## Activity
Restate word for word only the lines from the one with "Enumerate this screenshot's" through the end of the records; no pictures belong in the copy.

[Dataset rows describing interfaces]
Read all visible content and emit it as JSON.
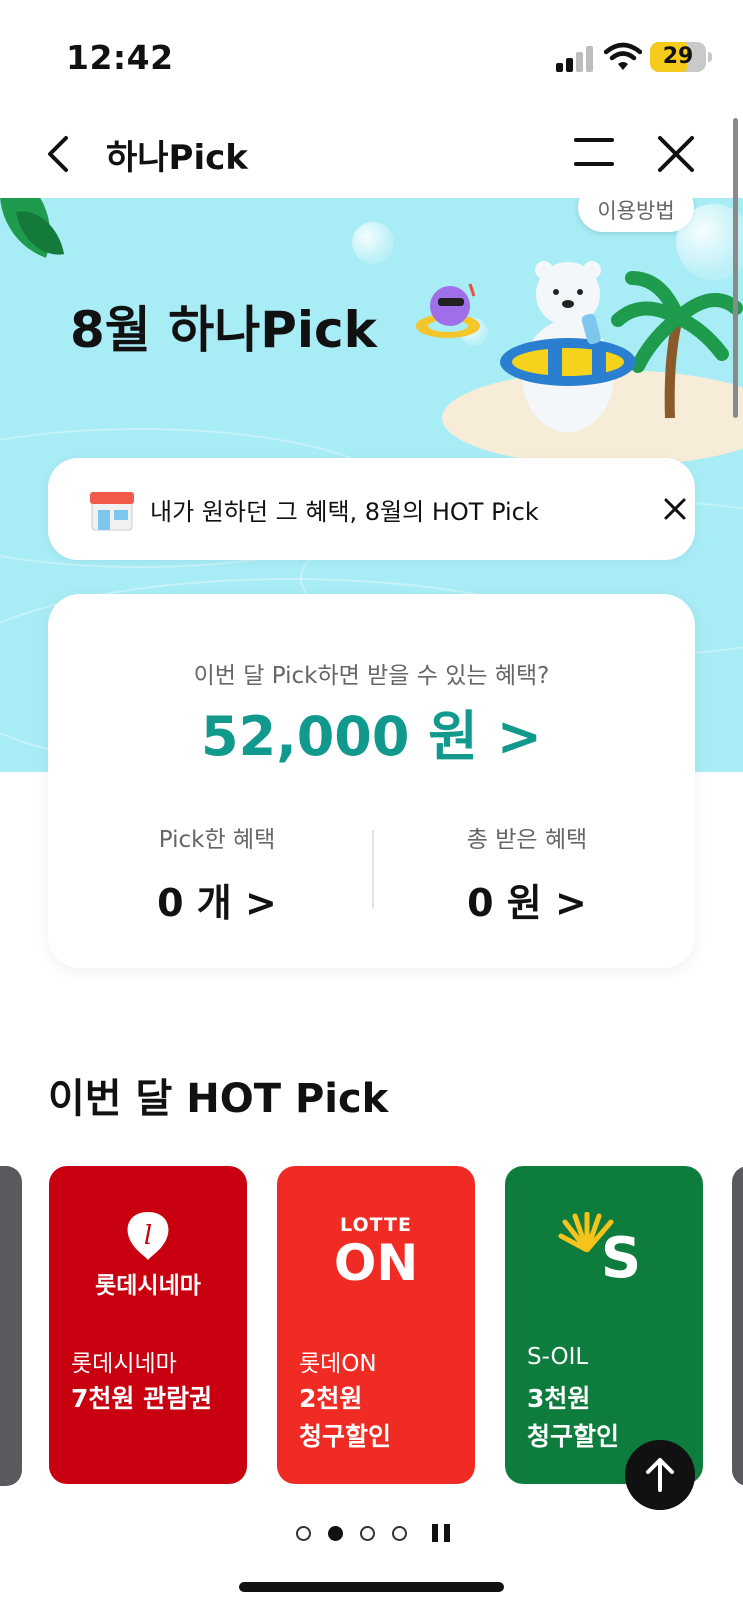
{
  "status_bar": {
    "time": "12:42",
    "battery": "29",
    "battery_color": "#f5cc1c"
  },
  "nav": {
    "title": "하나Pick",
    "back_icon": "chevron-left-icon",
    "menu_icon": "menu-icon",
    "close_icon": "close-icon"
  },
  "hero": {
    "usage_label": "이용방법",
    "title": "8월 하나Pick",
    "background_color": "#a8ecf5"
  },
  "notice": {
    "text": "내가 원하던 그 혜택, 8월의 HOT Pick",
    "icon": "shop-icon"
  },
  "summary": {
    "question": "이번 달 Pick하면 받을 수 있는 혜택?",
    "amount": "52,000 원  >",
    "amount_color": "#11998e",
    "picked_label": "Pick한 혜택",
    "picked_value": "0 개  >",
    "received_label": "총 받은 혜택",
    "received_value": "0 원  >"
  },
  "hot_pick": {
    "title": "이번 달 HOT Pick",
    "cards": [
      {
        "brand": "롯데시네마",
        "benefit": "7천원 관람권",
        "logo_text": "롯데시네마",
        "color": "#c8000f"
      },
      {
        "brand": "롯데ON",
        "benefit": "2천원\n청구할인",
        "logo_top": "LOTTE",
        "logo_main": "ON",
        "color": "#ef2b24"
      },
      {
        "brand": "S-OIL",
        "benefit": "3천원\n청구할인",
        "logo_main": "S",
        "color": "#0d7c3d"
      }
    ]
  },
  "pagination": {
    "count": 4,
    "active_index": 1
  }
}
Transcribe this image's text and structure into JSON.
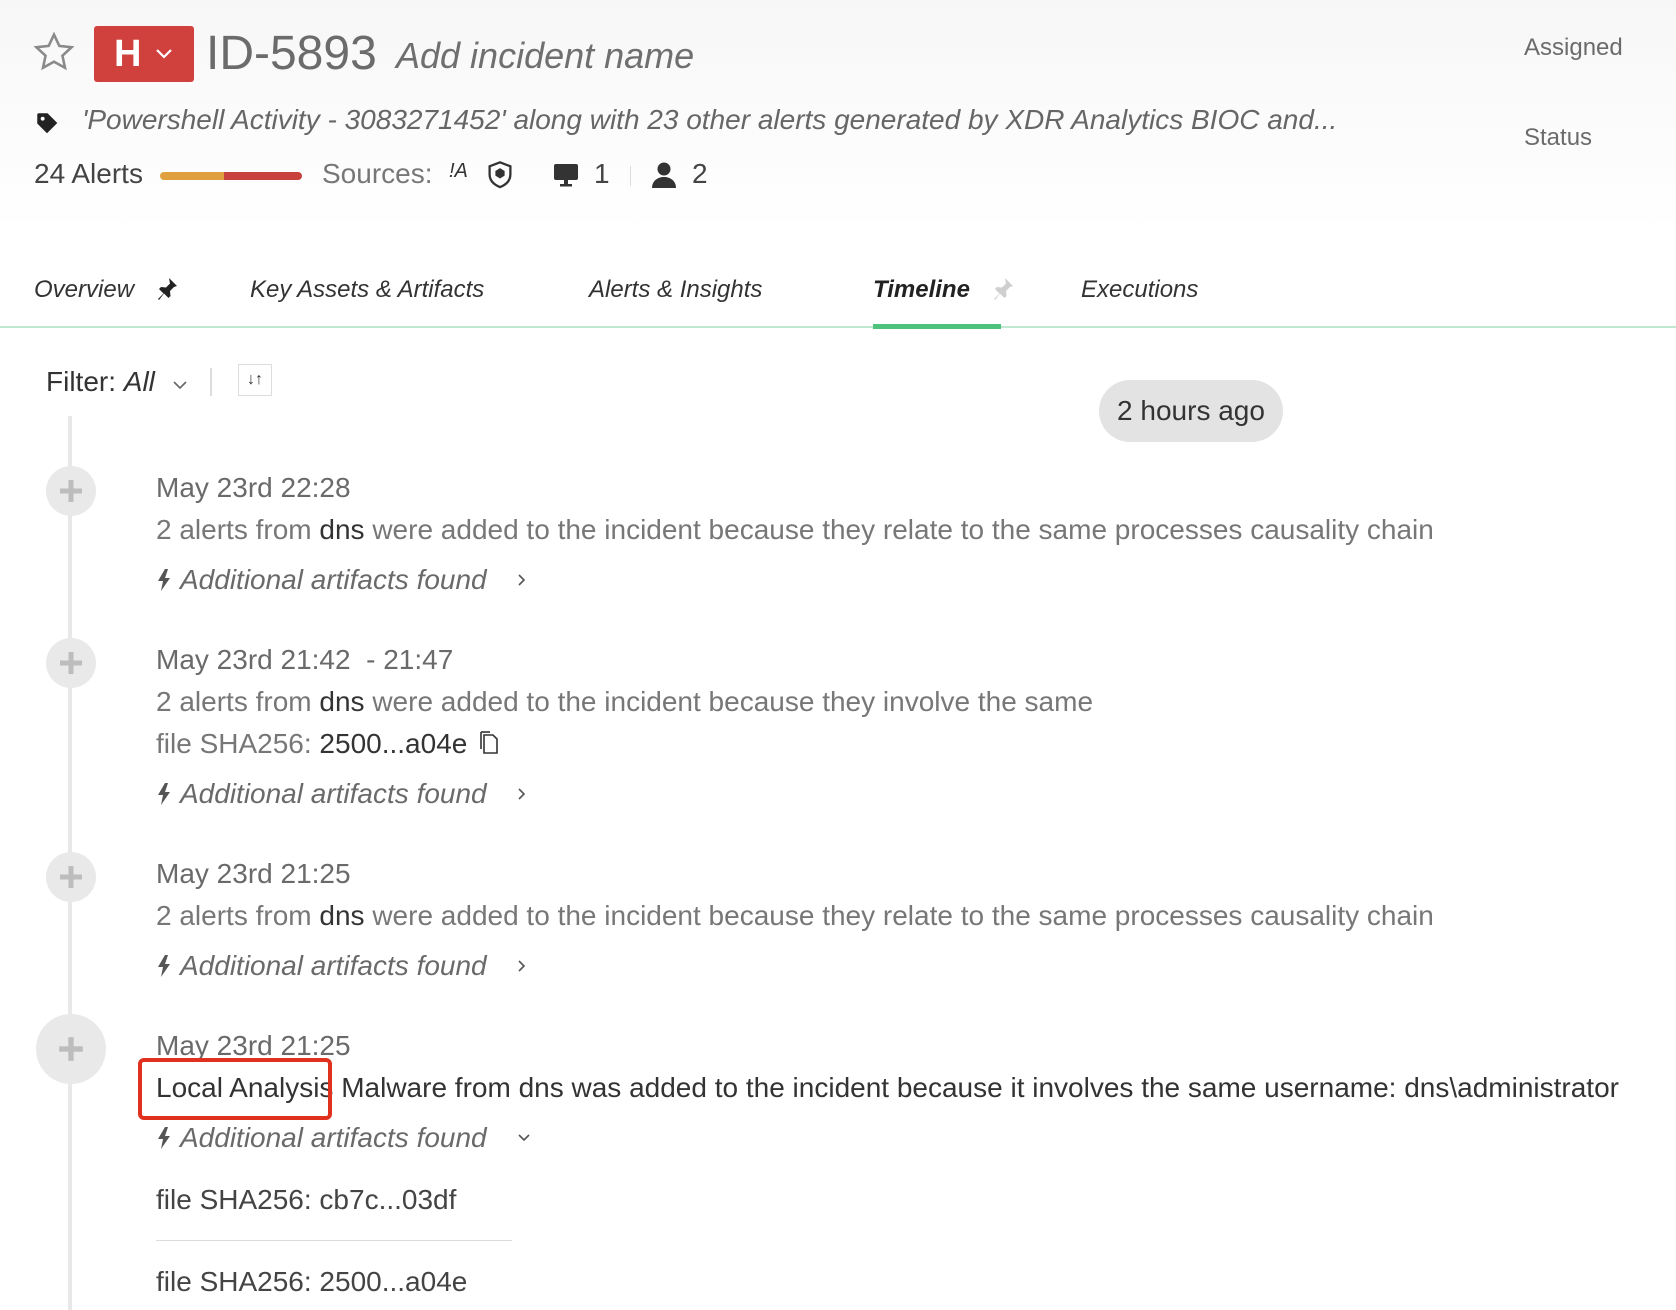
{
  "incident": {
    "severity_letter": "H",
    "id": "ID-5893",
    "name_placeholder": "Add incident name",
    "description": "'Powershell Activity - 3083271452' along with 23 other alerts generated by XDR Analytics BIOC and...",
    "alerts_count": "24 Alerts",
    "severity_split": {
      "medium": 0.45,
      "high": 0.55
    },
    "sources_label": "Sources:",
    "source_a_glyph": "!A",
    "host_count": "1",
    "user_count": "2"
  },
  "side_panel": {
    "assigned_label": "Assigned",
    "status_label": "Status"
  },
  "tabs": [
    {
      "label": "Overview",
      "pinned": true
    },
    {
      "label": "Key Assets & Artifacts"
    },
    {
      "label": "Alerts & Insights"
    },
    {
      "label": "Timeline",
      "active": true,
      "pinned": false
    },
    {
      "label": "Executions"
    }
  ],
  "filter": {
    "label": "Filter:",
    "value": "All",
    "sort_glyph": "↓↑"
  },
  "time_pill": "2 hours ago",
  "timeline": [
    {
      "date": "May 23rd 22:28",
      "text_pre": "2 alerts from ",
      "source": "dns",
      "text_post": " were added to the incident because they relate to the same processes causality chain",
      "artifacts_label": "Additional artifacts found"
    },
    {
      "date": "May 23rd 21:42  - 21:47",
      "text_pre": "2 alerts from ",
      "source": "dns",
      "text_post": " were added to the incident because they involve the same",
      "sha_label": "file SHA256: ",
      "sha_value": "2500...a04e",
      "artifacts_label": "Additional artifacts found"
    },
    {
      "date": "May 23rd 21:25",
      "text_pre": "2 alerts from ",
      "source": "dns",
      "text_post": " were added to the incident because they relate to the same processes causality chain",
      "artifacts_label": "Additional artifacts found"
    },
    {
      "date": "May 23rd 21:25",
      "highlight": "Local Analysis",
      "text_post": " Malware from dns was added to the incident because it involves the same username: dns\\administrator",
      "artifacts_label": "Additional artifacts found",
      "artifacts": [
        "file SHA256: cb7c...03df",
        "file SHA256: 2500...a04e"
      ]
    }
  ],
  "colors": {
    "severity_high": "#d0413d",
    "severity_bar_medium": "#e0a040",
    "active_tab_underline": "#4fc27e",
    "highlight_box": "#e0301e"
  }
}
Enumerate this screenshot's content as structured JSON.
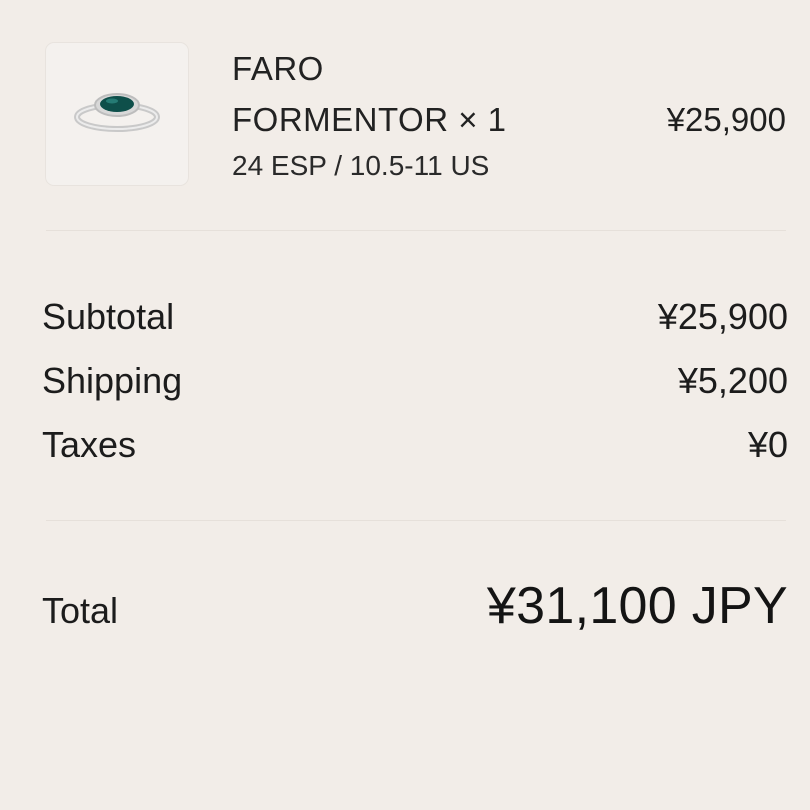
{
  "line_item": {
    "brand": "FARO",
    "name_qty": "FORMENTOR × 1",
    "variant": "24 ESP / 10.5-11 US",
    "price": "¥25,900",
    "image_icon": "ring-product-image"
  },
  "summary": {
    "subtotal_label": "Subtotal",
    "subtotal_value": "¥25,900",
    "shipping_label": "Shipping",
    "shipping_value": "¥5,200",
    "taxes_label": "Taxes",
    "taxes_value": "¥0"
  },
  "total": {
    "label": "Total",
    "value": "¥31,100 JPY"
  },
  "colors": {
    "background": "#f2ede8",
    "text": "#1a1a1a",
    "gem": "#0e4f4a"
  }
}
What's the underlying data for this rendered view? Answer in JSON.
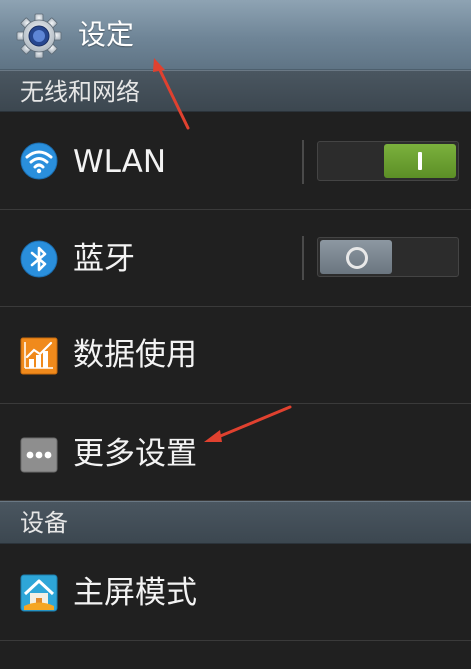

## Solution to the exercise
Enumerate this screenshot's content as structured JSON.
{
  "line_item": {
    "brand": "FARO",
    "name_qty": "FORMENTOR × 1",
    "variant": "24 ESP / 10.5-11 US",
    "price": "¥25,900",
    "image_icon": "ring-product-image"
  },
  "summary": {
    "subtotal_label": "Subtotal",
    "subtotal_value": "¥25,900",
    "shipping_label": "Shipping",
    "shipping_value": "¥5,200",
    "taxes_label": "Taxes",
    "taxes_value": "¥0"
  },
  "total": {
    "label": "Total",
    "value": "¥31,100 JPY"
  },
  "colors": {
    "background": "#f2ede8",
    "text": "#1a1a1a",
    "gem": "#0e4f4a"
  }
}
What's the underlying data for this rendered view? Answer in JSON.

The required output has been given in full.